The former leader of UNITA, who is considered a villain by some and a national hero by others, was buried without any honours in the eastern Moxico province.
UNITA leaders have for the past 17 years persistently demanded a proper burial for their slain leader, but former Angolan president Jose Eduardo dos Santos steadfastly rejected the idea.
However, his successor Joao Lourenco has taken a totally different approach.
The government and UNITA initially agreed on “a dignified reburial” for Savimbi and the date was initially set as the 6th of April but the event had to be postponed because the DNA test results were not yet available.
Savimbi’s body was exhumed earlier this year and samples sent to laboratories in Portugal, Spain, Argentine and South Africa.
According to the Angolan media the DNA test results are now available and Africa Day, the 25th of May, is being suggested as the date for Savimbi’s reburial, what some observers say would be an “interesting coincidence”.
Savimbi was the foreign minister of the Revolutionary Angolan Government in Exile and, in that capacity, was a founder member of the Organization of African Unity on 25 May 1963, having served as secretary of a committee that drafted the founding documents for the OAU’s Liberation Committee.
Savimbi founded UNITA in 1966 to fight against Portuguese colonialism and from 1975 to 2002 waged a brutal war against the MPLA government with which he signed several failed ceasefire agreements.

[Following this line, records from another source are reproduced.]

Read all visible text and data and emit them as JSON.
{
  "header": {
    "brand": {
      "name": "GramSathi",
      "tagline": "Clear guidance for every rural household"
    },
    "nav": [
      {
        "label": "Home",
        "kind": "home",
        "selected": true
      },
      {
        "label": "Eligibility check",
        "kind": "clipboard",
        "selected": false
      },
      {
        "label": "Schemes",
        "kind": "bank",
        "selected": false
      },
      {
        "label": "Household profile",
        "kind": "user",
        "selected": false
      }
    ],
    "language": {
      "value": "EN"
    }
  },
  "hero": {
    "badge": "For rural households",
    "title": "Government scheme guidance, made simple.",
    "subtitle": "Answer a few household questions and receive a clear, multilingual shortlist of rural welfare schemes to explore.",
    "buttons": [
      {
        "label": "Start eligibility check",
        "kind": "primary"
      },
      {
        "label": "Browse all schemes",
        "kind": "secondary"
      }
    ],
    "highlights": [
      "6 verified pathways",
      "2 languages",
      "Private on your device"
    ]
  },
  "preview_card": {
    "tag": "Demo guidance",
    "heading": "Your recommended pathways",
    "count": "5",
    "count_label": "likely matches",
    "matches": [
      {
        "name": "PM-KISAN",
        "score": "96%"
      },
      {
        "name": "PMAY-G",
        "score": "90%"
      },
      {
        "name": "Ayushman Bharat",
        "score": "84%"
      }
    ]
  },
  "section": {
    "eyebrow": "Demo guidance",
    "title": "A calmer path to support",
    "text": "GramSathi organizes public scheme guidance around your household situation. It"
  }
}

The death of Savimbi in 2002 brought an end to a civil war that caused untold suffering to Namibians living in northern regions.